Scan the entries below and extract each line with the word "Open" in it.
+ + + + + + +
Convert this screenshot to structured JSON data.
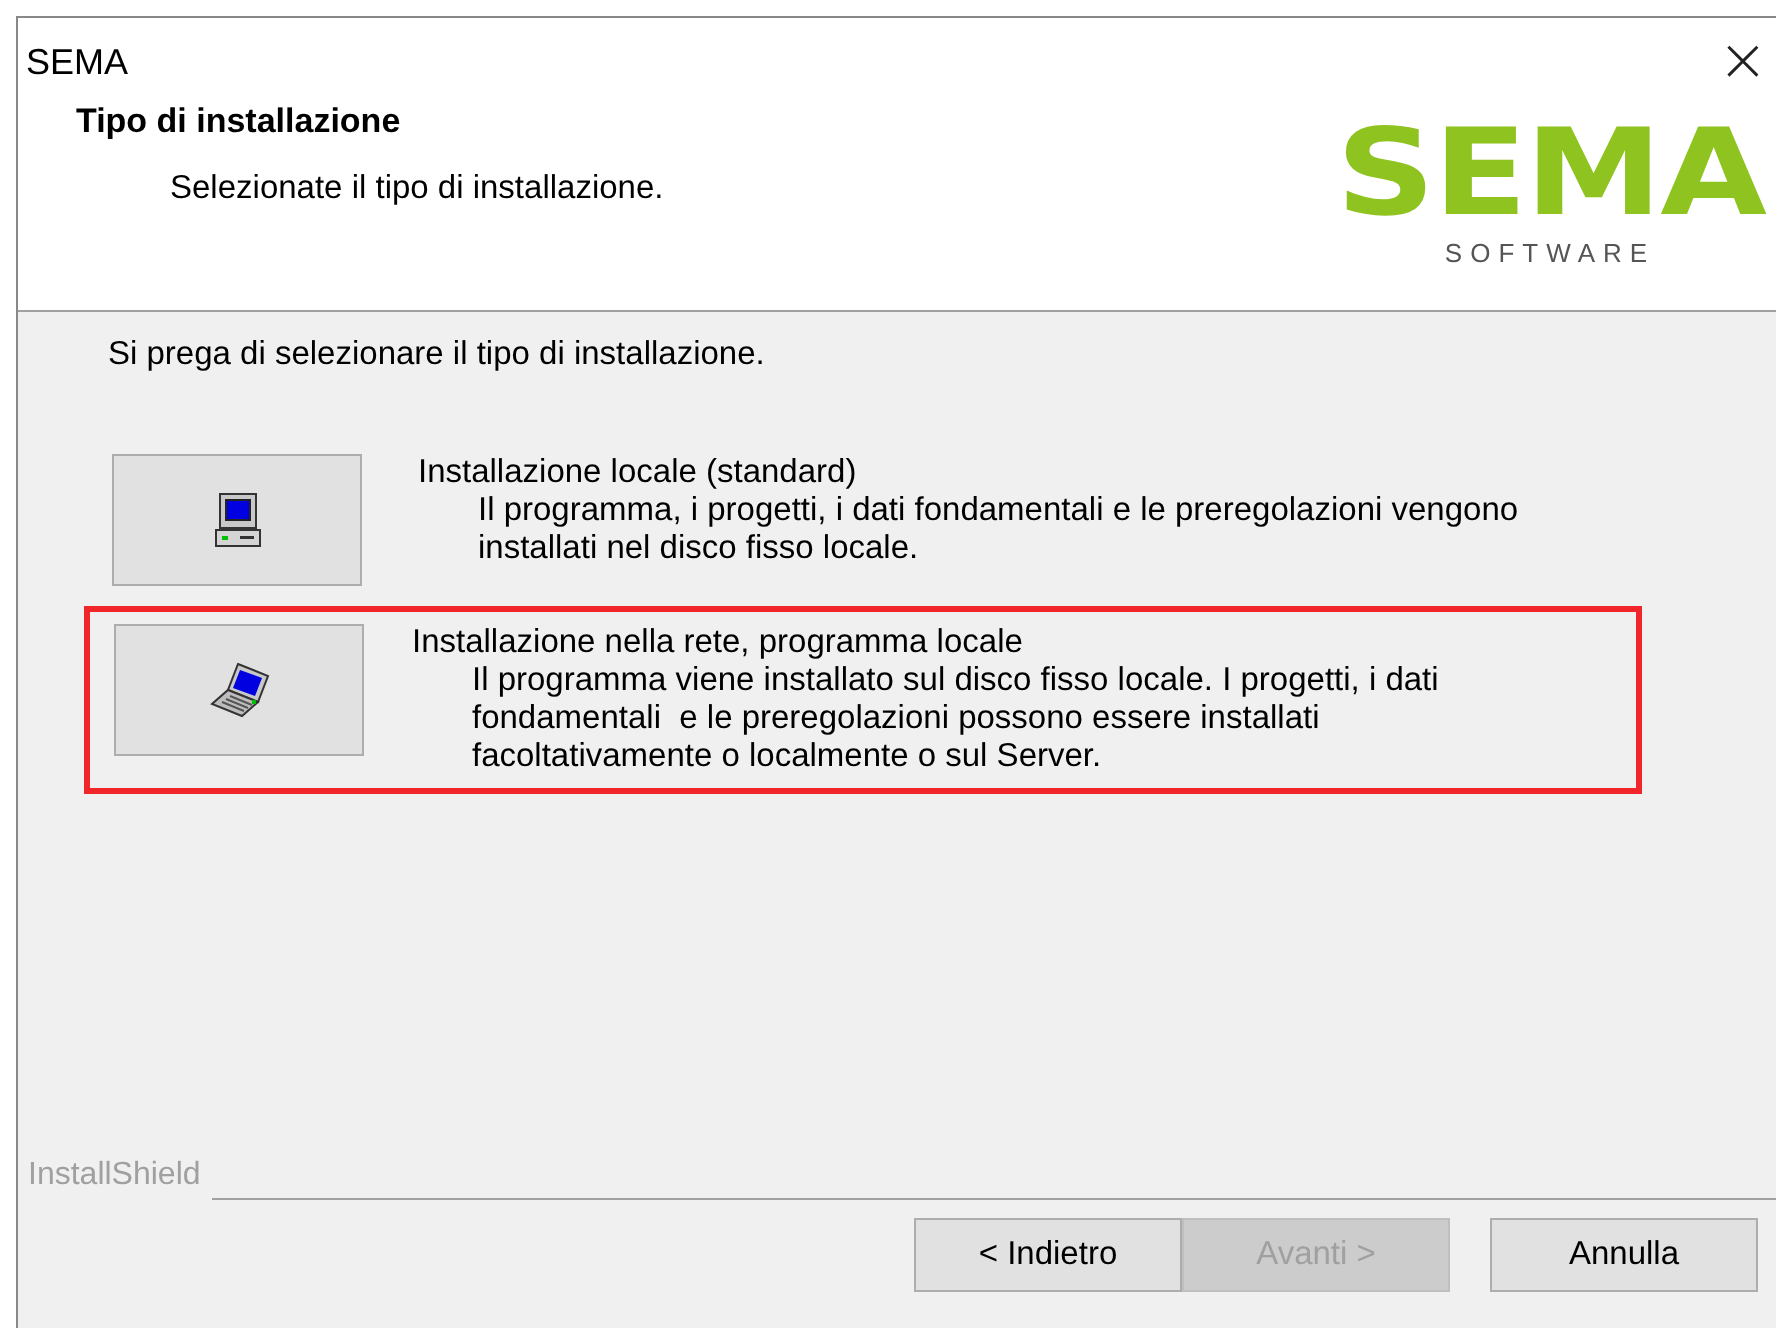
{
  "window": {
    "title": "SEMA",
    "close": "×"
  },
  "header": {
    "title": "Tipo di installazione",
    "subtitle": "Selezionate il tipo di installazione.",
    "logo": {
      "text": "SEMA",
      "tagline": "SOFTWARE"
    }
  },
  "instruction": "Si prega di selezionare il tipo di installazione.",
  "options": [
    {
      "kind": "desktop",
      "title": "Installazione locale (standard)",
      "lines": [
        "Il programma, i progetti, i dati fondamentali e le preregolazioni vengono",
        "installati nel disco fisso locale."
      ],
      "highlighted": false
    },
    {
      "kind": "laptop",
      "title": "Installazione nella rete, programma locale",
      "lines": [
        "Il programma viene installato sul disco fisso locale. I progetti, i dati",
        "fondamentali  e le preregolazioni possono essere installati",
        "facoltativamente o localmente o sul Server."
      ],
      "highlighted": true
    }
  ],
  "brand": "InstallShield",
  "buttons": [
    {
      "label": "< Indietro",
      "disabled": false
    },
    {
      "label": "Avanti >",
      "disabled": true
    },
    {
      "label": "Annulla",
      "disabled": false
    }
  ]
}
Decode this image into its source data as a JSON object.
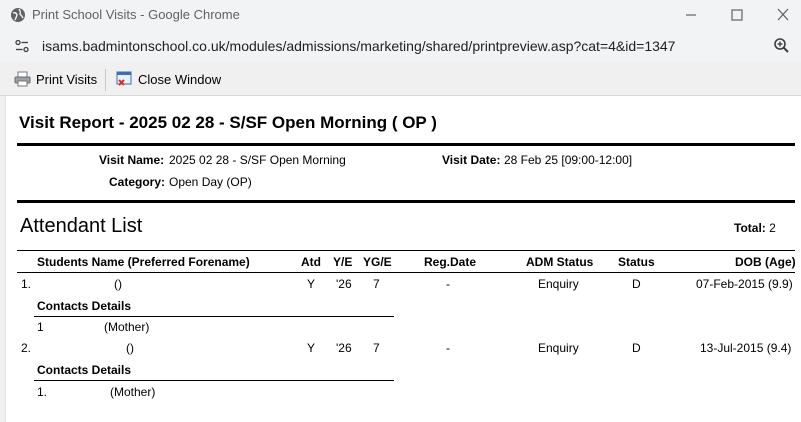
{
  "window": {
    "title": "Print School Visits - Google Chrome"
  },
  "address": {
    "url": "isams.badmintonschool.co.uk/modules/admissions/marketing/shared/printpreview.asp?cat=4&id=1347"
  },
  "toolbar": {
    "print_label": "Print Visits",
    "close_label": "Close Window"
  },
  "report": {
    "title": "Visit Report - 2025 02 28 - S/SF Open Morning ( OP )",
    "visit_name_label": "Visit Name:",
    "visit_name": "2025 02 28 - S/SF Open Morning",
    "visit_date_label": "Visit Date:",
    "visit_date": "28 Feb 25 [09:00-12:00]",
    "category_label": "Category:",
    "category": "Open Day (OP)"
  },
  "attendants": {
    "title": "Attendant List",
    "total_label": "Total:",
    "total": "2",
    "headers": {
      "name": "Students Name (Preferred Forename)",
      "atd": "Atd",
      "ye": "Y/E",
      "yge": "YG/E",
      "reg_date": "Reg.Date",
      "adm_status": "ADM Status",
      "status": "Status",
      "dob": "DOB (Age)"
    },
    "rows": [
      {
        "num": "1.",
        "name": "()",
        "atd": "Y",
        "ye": "'26",
        "yge": "7",
        "reg_date": "-",
        "adm_status": "Enquiry",
        "status": "D",
        "dob": "07-Feb-2015 (9.9)",
        "contacts_label": "Contacts Details",
        "contact_num": "1",
        "contact_rel": "(Mother)"
      },
      {
        "num": "2.",
        "name": "()",
        "atd": "Y",
        "ye": "'26",
        "yge": "7",
        "reg_date": "-",
        "adm_status": "Enquiry",
        "status": "D",
        "dob": "13-Jul-2015 (9.4)",
        "contacts_label": "Contacts Details",
        "contact_num": "1.",
        "contact_rel": "(Mother)"
      }
    ]
  }
}
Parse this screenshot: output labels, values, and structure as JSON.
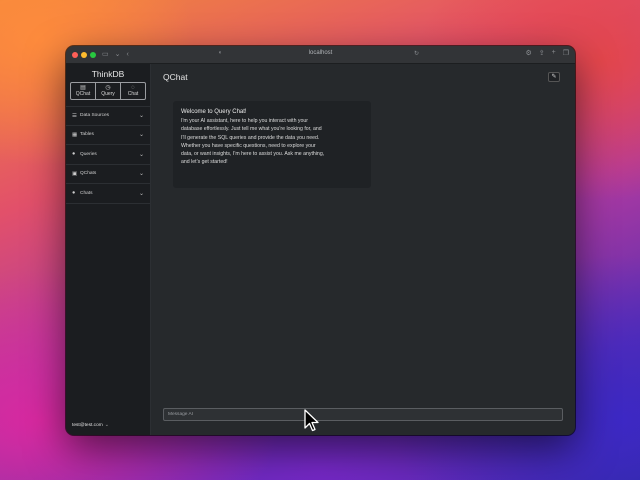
{
  "browser": {
    "url": "localhost"
  },
  "sidebar": {
    "brand": "ThinkDB",
    "modes": [
      {
        "label": "QChat",
        "icon": "chat-lines-icon"
      },
      {
        "label": "Query",
        "icon": "clock-icon"
      },
      {
        "label": "Chat",
        "icon": "chat-bubble-icon"
      }
    ],
    "items": [
      {
        "label": "Data Sources",
        "icon": "database-icon"
      },
      {
        "label": "Tables",
        "icon": "table-icon"
      },
      {
        "label": "Queries",
        "icon": "query-icon"
      },
      {
        "label": "QChats",
        "icon": "chat-history-icon"
      },
      {
        "label": "Chats",
        "icon": "chat-bubble-icon"
      }
    ],
    "user": "test@test.com"
  },
  "main": {
    "title": "QChat",
    "message": {
      "heading": "Welcome to Query Chat!",
      "lines": [
        "I'm your AI assistant, here to help you interact with your",
        "database effortlessly. Just tell me what you're looking for, and",
        "I'll generate the SQL queries and provide the data you need.",
        "Whether you have specific questions, need to explore your",
        "data, or want insights, I'm here to assist you. Ask me anything,",
        "and let's get started!"
      ]
    },
    "input_placeholder": "Message AI"
  }
}
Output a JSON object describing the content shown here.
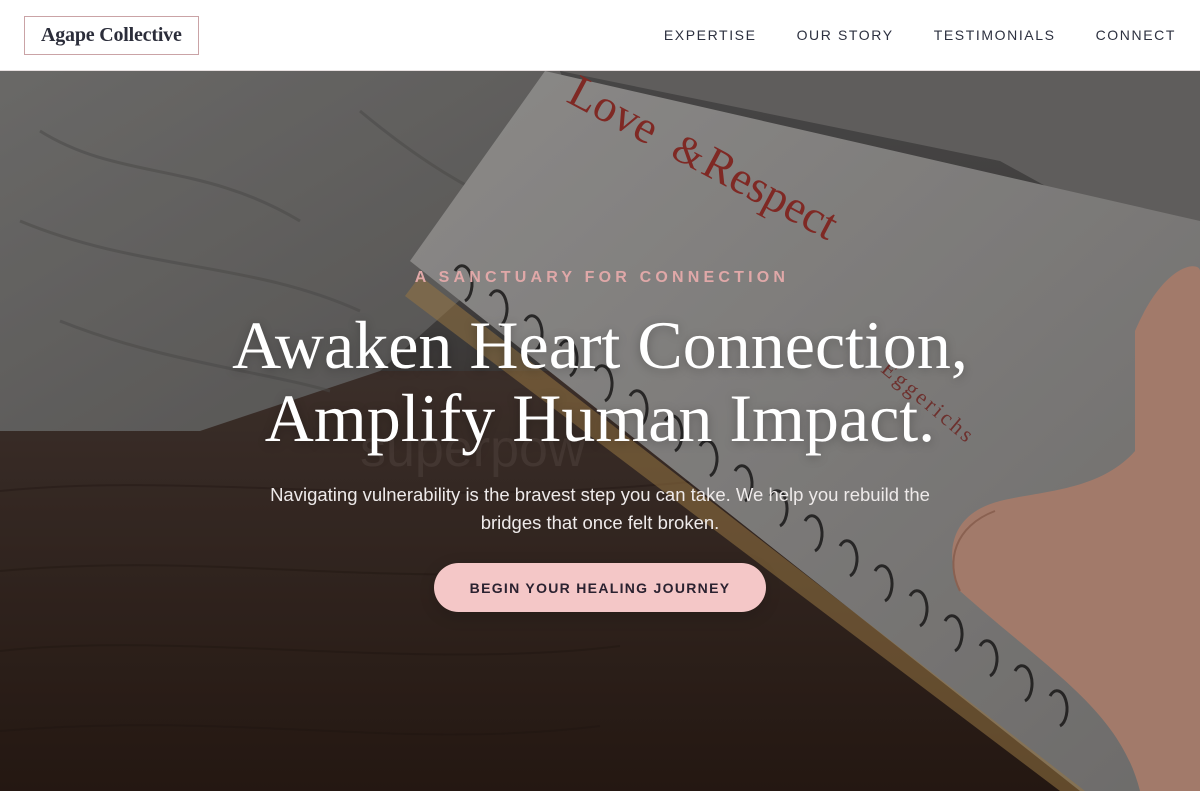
{
  "header": {
    "logo_text": "Agape Collective",
    "nav": [
      {
        "label": "EXPERTISE"
      },
      {
        "label": "OUR STORY"
      },
      {
        "label": "TESTIMONIALS"
      },
      {
        "label": "CONNECT"
      }
    ]
  },
  "hero": {
    "eyebrow": "A SANCTUARY FOR CONNECTION",
    "title_line1": "Awaken Heart Connection,",
    "title_line2": "Amplify Human Impact.",
    "subtitle": "Navigating vulnerability is the bravest step you can take. We help you rebuild the bridges that once felt broken.",
    "cta_label": "BEGIN YOUR HEALING JOURNEY",
    "photo": {
      "book_title_line1": "Love",
      "book_title_amp": "&",
      "book_title_line2": "Respect",
      "book_author_fragment": "Eggerichs",
      "faint_text": "superpow"
    }
  },
  "colors": {
    "accent_pink": "#f4c7c7",
    "eyebrow_pink": "#e0a8a8",
    "logo_border": "#caa3a6",
    "nav_text": "#2d3140",
    "book_red": "#a8322c"
  }
}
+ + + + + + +
### Answer section
    "title": "Visit Report - 2025 02 28 - S/SF Open Morning ( OP )",
    "visit_name": "2025 02 28 - S/SF Open Morning",
    "category": "Open Day (OP)"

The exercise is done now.